The permanence of structural racism as a feature of the higher education (HE) environment has been highlighted in at least six reports that have been published in the past four years within the UK HE sector. Structural racism refers to the extent to which policies, practices and processes facilitate and sustain privileges for one racialised group at the expense of another as a normal feature of the environment. Concurrently, considerable progress has been made in promoting success for students with disabilities, particularly students whose neurodiversity remains largely ‘hidden’ in much disability discourse. Neurodiversity is an umbrella scientific term that highlights that some people’s brains think, learn and process information differently. Neurodiversity covers a range of neurodevelopmental conditions (e.g., ADHD, Autism, Dyslexia, Dyspraxia, Dyscalculia and Dysgraphia). Neurodiversity has largely been understood within the context of disability as a limitation for engagement and student success, with much of the discourse being framed around deficit conceptualisations and interpretations. The interplay between structural racism and neurodiversity, and the extent to which intersectional discrimination impacts on students’ educational experiences or access to higher education also remains underexplored. By contextualising structural racism and neurodiversity through an intersectional lens, we aim to illuminate and illustrate ways in which colleges and universities across the sector can develop more inclusive environments, broaden and embed more inclusive practices and provide holistic support for students with neurodiverse differences who are racialised as minorities in HE.
This colloquium offers an opportunity to explore the interplay between racialised identity and neurodiversity. Delegates will be able to investigate and conceptualise holistic models of inclusion in order to provide positive educational experiences and promote success for racially minoritised students with neurodiverse abilities.
This area of work is of significance to all who are interested in addressing systemic inequalities and providing positive educational experiences and success for students. For example, EDI practitioners, Senior Managers with responsibility for EDI, Heads of Department, Program Leaders, Student Support staff, Wellbeing Advisors, and Researchers with a focus on EDI.
The overarching theme of the colloquium is Exploring intersections of minority-racialised identity and neurodiversity and it will address the following five sub themes:
- higher education policy;
- student success and achievement;
- student progression;
- engagement and student experience;
- flexible learning.
Call for papers
The intersection between neurodiversity and race is an emerging subject, in relation to equality and diversity, particularly wellbeing and inclusion. The extent to which systemic racism poses barriers to access, participation and success in HE for neurodiverse students from Black, Asian or other minority-racialised backgrounds has not been fully explored. Recognising and appreciating that we all have intersecting and overlapping identities, skills, abilities and profiles that shape our daily lived experiences of engagement in higher education (HE) at the local, national, international, institutional and disciplinary levels may be considered as the basis for inclusion in higher education.
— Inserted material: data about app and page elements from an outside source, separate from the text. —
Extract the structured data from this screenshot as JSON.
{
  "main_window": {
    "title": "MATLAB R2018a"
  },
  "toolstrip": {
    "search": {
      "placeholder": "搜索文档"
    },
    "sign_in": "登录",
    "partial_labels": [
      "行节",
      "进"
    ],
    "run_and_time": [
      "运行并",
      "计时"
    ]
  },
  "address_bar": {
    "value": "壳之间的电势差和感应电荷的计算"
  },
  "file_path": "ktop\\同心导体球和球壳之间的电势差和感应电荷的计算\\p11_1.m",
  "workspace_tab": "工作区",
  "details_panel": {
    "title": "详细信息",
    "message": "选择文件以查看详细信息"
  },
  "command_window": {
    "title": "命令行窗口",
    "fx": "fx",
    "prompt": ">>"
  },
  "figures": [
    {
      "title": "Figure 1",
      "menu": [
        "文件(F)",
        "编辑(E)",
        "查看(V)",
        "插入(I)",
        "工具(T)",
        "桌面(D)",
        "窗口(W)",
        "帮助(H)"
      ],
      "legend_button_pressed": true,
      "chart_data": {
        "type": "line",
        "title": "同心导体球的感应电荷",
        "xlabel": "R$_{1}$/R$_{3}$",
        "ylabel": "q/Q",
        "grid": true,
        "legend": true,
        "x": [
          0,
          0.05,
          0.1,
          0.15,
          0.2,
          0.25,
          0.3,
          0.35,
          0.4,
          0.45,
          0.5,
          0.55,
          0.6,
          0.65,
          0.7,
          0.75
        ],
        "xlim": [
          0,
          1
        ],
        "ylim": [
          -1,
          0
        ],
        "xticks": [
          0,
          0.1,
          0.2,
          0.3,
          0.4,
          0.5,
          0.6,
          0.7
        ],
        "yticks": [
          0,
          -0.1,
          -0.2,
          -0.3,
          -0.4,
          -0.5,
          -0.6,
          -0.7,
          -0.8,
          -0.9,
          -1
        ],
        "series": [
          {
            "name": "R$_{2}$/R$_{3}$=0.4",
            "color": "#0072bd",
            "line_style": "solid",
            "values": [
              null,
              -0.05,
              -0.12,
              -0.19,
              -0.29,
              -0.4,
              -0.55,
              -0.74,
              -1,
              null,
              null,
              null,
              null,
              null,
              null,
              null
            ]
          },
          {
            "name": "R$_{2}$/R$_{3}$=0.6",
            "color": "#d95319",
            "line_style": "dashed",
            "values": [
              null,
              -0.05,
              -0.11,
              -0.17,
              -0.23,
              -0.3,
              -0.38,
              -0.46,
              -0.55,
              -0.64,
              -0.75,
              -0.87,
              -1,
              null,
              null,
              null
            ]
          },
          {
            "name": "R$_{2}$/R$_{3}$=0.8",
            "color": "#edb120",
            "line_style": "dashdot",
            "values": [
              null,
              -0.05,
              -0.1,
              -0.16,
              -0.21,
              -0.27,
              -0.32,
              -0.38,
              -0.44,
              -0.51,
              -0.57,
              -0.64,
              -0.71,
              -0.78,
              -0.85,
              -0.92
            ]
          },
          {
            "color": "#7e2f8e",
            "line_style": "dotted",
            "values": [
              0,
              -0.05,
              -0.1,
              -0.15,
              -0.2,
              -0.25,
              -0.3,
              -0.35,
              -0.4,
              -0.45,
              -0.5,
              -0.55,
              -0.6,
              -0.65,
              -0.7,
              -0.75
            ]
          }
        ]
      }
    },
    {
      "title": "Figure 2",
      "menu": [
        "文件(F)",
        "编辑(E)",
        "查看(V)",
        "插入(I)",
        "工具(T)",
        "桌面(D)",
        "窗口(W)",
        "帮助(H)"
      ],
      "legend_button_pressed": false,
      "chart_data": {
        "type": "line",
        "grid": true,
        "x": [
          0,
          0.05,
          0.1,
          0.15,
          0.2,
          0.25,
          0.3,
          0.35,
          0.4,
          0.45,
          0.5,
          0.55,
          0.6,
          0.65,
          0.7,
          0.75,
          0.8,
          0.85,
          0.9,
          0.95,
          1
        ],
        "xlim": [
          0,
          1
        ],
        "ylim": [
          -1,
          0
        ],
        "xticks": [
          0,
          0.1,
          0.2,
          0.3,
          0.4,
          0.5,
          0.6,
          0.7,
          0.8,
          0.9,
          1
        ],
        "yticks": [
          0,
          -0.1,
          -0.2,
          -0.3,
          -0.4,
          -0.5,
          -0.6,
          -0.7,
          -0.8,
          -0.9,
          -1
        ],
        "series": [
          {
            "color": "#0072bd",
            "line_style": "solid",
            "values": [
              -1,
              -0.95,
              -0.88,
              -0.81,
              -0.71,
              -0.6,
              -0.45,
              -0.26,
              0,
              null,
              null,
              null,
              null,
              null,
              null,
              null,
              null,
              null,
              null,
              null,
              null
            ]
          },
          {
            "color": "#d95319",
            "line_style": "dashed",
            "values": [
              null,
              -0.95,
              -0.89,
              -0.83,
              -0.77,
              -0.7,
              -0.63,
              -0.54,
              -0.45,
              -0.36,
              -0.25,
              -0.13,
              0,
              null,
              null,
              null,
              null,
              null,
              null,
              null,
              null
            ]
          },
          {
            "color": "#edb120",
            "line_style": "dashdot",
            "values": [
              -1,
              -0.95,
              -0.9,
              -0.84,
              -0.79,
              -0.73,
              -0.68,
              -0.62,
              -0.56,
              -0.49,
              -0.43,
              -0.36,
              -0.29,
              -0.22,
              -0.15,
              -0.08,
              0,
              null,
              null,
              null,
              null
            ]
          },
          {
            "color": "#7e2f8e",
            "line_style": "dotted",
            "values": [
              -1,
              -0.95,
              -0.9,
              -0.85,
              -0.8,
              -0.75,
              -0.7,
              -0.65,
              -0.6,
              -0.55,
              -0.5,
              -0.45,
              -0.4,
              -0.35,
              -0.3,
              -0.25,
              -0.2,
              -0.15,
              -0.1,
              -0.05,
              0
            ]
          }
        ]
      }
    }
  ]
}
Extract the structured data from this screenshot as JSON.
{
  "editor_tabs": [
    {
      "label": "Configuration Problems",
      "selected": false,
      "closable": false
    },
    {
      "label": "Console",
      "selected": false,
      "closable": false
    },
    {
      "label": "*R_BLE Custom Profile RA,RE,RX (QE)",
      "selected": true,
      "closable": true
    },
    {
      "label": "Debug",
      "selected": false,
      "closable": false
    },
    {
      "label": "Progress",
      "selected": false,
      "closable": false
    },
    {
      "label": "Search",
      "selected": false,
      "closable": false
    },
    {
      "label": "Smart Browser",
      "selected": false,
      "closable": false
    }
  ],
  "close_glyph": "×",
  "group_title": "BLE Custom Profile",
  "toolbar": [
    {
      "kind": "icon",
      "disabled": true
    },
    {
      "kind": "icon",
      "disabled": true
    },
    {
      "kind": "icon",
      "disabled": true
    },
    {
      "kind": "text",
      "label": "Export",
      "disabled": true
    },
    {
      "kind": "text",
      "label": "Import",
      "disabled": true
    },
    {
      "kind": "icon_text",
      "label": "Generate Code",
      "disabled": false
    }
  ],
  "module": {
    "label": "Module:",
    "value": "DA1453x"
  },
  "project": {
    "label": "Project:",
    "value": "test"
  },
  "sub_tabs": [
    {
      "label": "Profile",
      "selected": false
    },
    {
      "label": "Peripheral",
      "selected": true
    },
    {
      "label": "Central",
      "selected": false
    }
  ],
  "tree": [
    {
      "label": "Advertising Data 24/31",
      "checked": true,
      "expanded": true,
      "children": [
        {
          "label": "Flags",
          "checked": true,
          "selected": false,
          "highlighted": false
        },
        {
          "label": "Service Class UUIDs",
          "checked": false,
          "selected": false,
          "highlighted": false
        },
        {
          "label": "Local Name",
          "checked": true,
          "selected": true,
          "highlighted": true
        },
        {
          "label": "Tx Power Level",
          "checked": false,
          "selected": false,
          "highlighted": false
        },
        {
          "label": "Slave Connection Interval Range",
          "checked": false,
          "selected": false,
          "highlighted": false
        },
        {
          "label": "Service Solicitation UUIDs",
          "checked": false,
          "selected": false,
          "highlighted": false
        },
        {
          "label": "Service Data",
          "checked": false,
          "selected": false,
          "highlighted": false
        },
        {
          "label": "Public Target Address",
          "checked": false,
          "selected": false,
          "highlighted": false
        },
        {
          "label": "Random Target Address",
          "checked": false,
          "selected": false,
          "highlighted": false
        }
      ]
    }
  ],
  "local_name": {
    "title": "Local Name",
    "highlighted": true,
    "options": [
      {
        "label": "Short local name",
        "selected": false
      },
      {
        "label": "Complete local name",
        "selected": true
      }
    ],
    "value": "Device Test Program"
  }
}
Therefore, ensuring that we create and sustain environments that recognises and embraces human differences and variations (demographic, cultural, physical, cognitive and neurological, etc.) is essential to promoting inclusion in an ever-changing world.
Proposals are invited for presentation under one of five broad research themes (as mentioned above). This aids the organisation of a thematically streamed program. We appreciate that many papers may potentially cover a number of domains, therefore, we ask that authors indicate their preferred choice of domain. The final decision will be made by our assessors as part of the peer review process.
We invite contributions from around the world to contribute to the colloquium. Proposals are welcomed from individuals or teams across an institution or multiple institutions. We aim to showcase a wide and diverse range of work, activities and positive practices that promote inclusivity across the FE and HE sector. Submissions may be theoretical, educational or research based. Submissions can be for either a:
Workshops should include at least 15 minutes of delegate interaction via discussion or interactive online tools. Sessions should aim to provide delegates with knowledge and practical advice to encourage adoption of initiatives within their own institutions.
20-minute presentation (15 minutes leaving 5 minutes for Q&A)
Presentations should allow for 5 minutes of Q&A within the 20-minute time allocation. We encourage presenters to share their work in creative and dynamic ways and formats.
The deadline for submissions is midnight 14 February 2022.
Who should attend?
This area of work is of significance to all who are interested in addressing systemic inequalities and providing positive educational experiences and success for students. For example, EDI practitioners, Senior Managers with responsibility for EDI, Heads of Department, Programme Leaders, Student Support staff, Wellbeing Advisors, and Researchers with a focus on EDI.
Students are entitled to a 50% discount on the Colloquium fee, please contact email@example.com for more information.